Multi-screen film in Secondary pumping station De Fabriek
The multi-screen film on display at De Fabriek Auxiliary Pumping Station takes you on a quick journey through the history of Kinderdijk. Find out how Kinderdijk (‘Children’s Dike’) got its name.
The film is featured across multiple screens, with English, Japanese, French, and German versions available at your request. A motley crew of historical characters explain how the windmill complex came about, why the name ‘Kinderdijk’ actually means ‘Children’s Dike’, and just how vital proper water management is for the Netherlands, since large parts of the country are below sea level. It is no longer mandatory to keep 1.5 meters distance, but do give each other some space.
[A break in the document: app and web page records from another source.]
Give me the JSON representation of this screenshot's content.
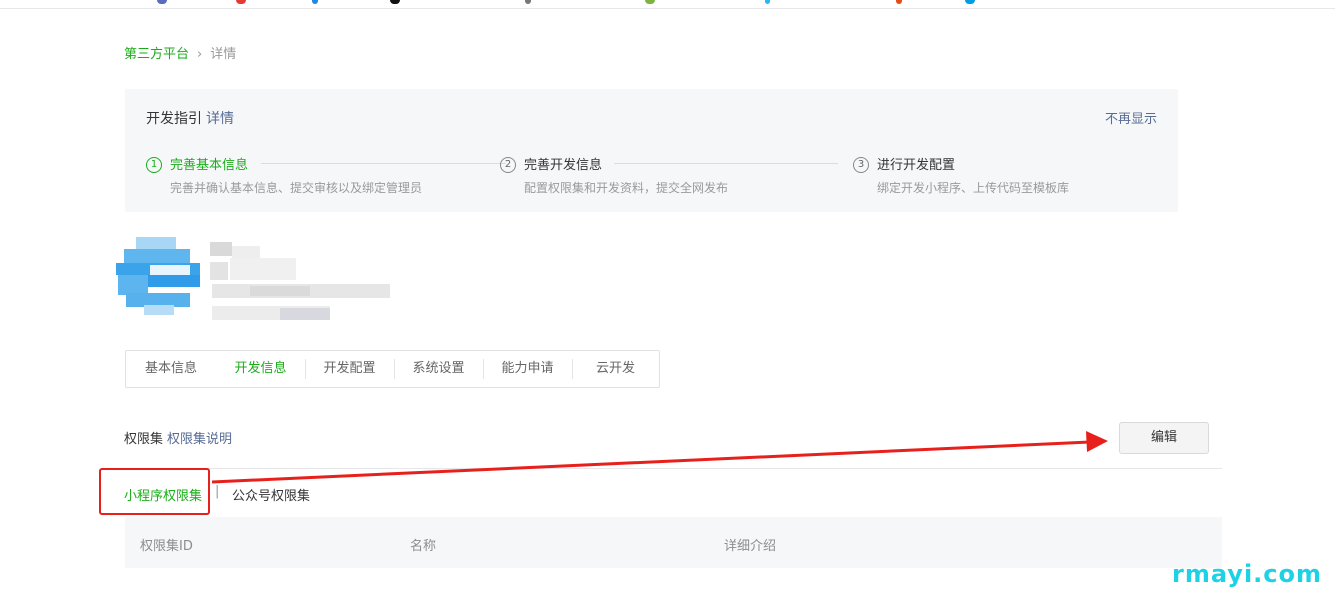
{
  "breadcrumb": {
    "parent": "第三方平台",
    "separator": "›",
    "current": "详情"
  },
  "guide": {
    "title": "开发指引",
    "detail_link": "详情",
    "dismiss": "不再显示",
    "steps": [
      {
        "num": "1",
        "label": "完善基本信息",
        "desc": "完善并确认基本信息、提交审核以及绑定管理员"
      },
      {
        "num": "2",
        "label": "完善开发信息",
        "desc": "配置权限集和开发资料，提交全网发布"
      },
      {
        "num": "3",
        "label": "进行开发配置",
        "desc": "绑定开发小程序、上传代码至模板库"
      }
    ]
  },
  "tabs": [
    "基本信息",
    "开发信息",
    "开发配置",
    "系统设置",
    "能力申请",
    "云开发"
  ],
  "permissions": {
    "title": "权限集",
    "help_link": "权限集说明",
    "edit_button": "编辑",
    "subtabs": [
      "小程序权限集",
      "公众号权限集"
    ],
    "subtab_separator": "|",
    "columns": [
      "权限集ID",
      "名称",
      "详细介绍"
    ]
  },
  "watermark": "rmayi.com",
  "colors": {
    "accent": "#1aad19",
    "link": "#576b95",
    "annotation": "#e8201c",
    "watermark": "#1ed2e6"
  }
}
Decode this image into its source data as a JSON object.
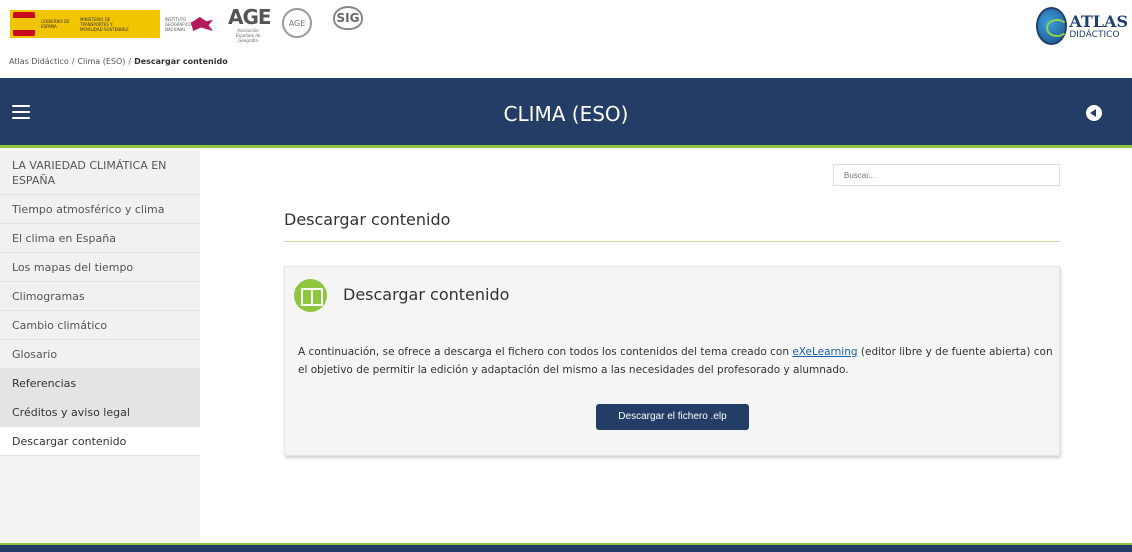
{
  "logos": {
    "gov_text_1": "GOBIERNO DE ESPAÑA",
    "gov_text_2": "MINISTERIO DE TRANSPORTES Y MOVILIDAD SOSTENIBLE",
    "ign_text": "INSTITUTO GEOGRÁFICO NACIONAL",
    "age_big": "AGE",
    "age_small": "Asociación Española de Geografía",
    "age_circle": "AGE",
    "sig_mark": "SIG",
    "atlas_name": "ATLAS",
    "atlas_sub": "DIDÁCTICO"
  },
  "breadcrumb": {
    "item1": "Atlas Didáctico",
    "item2": "Clima (ESO)",
    "current": "Descargar contenido",
    "separator": "/"
  },
  "header": {
    "title": "CLIMA (ESO)"
  },
  "sidebar": {
    "items": [
      {
        "label": "LA VARIEDAD CLIMÁTICA EN ESPAÑA"
      },
      {
        "label": "Tiempo atmosférico y clima"
      },
      {
        "label": "El clima en España"
      },
      {
        "label": "Los mapas del tiempo"
      },
      {
        "label": "Climogramas"
      },
      {
        "label": "Cambio climático"
      },
      {
        "label": "Glosario"
      },
      {
        "label": "Referencias"
      },
      {
        "label": "Créditos y aviso legal"
      },
      {
        "label": "Descargar contenido"
      }
    ]
  },
  "search": {
    "placeholder": "Buscar..."
  },
  "main": {
    "page_title": "Descargar contenido",
    "card_title": "Descargar contenido",
    "text_before_link": "A continuación, se ofrece a descarga el fichero con todos los contenidos del tema creado con ",
    "link_text": "eXeLearning",
    "text_after_link": " (editor libre y de fuente abierta) con el objetivo de permitir la edición y adaptación del mismo a las necesidades del profesorado y alumnado.",
    "download_label": "Descargar el fichero .elp"
  },
  "colors": {
    "header_bg": "#233d66",
    "accent_green": "#8ec63f",
    "link": "#1a5fb4"
  }
}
Secondary pumping station De Fabriek is one of three buildings comprising the entrance zone newly opened in April 2019. This imposing structure occupies a prime spot along the Overwaard’s Lower Basin. This is in fact a replica of the actual auxiliary pumping station that used to be on this very same spot up until 1995, when it was torn down. The decision to demolish the original building was made after the completion of the new G.N. Kok pumping station, which took over its part in regional water management. At the time, nobody thought it was necessary to find a new purpose for the old pumping station.
A special feature of the original secondary pumping station, which was used since 1953 to support the Wisboom facility, were its set of three pumps. These were machines left behind by US forces abandoning the area after the Second World War was over.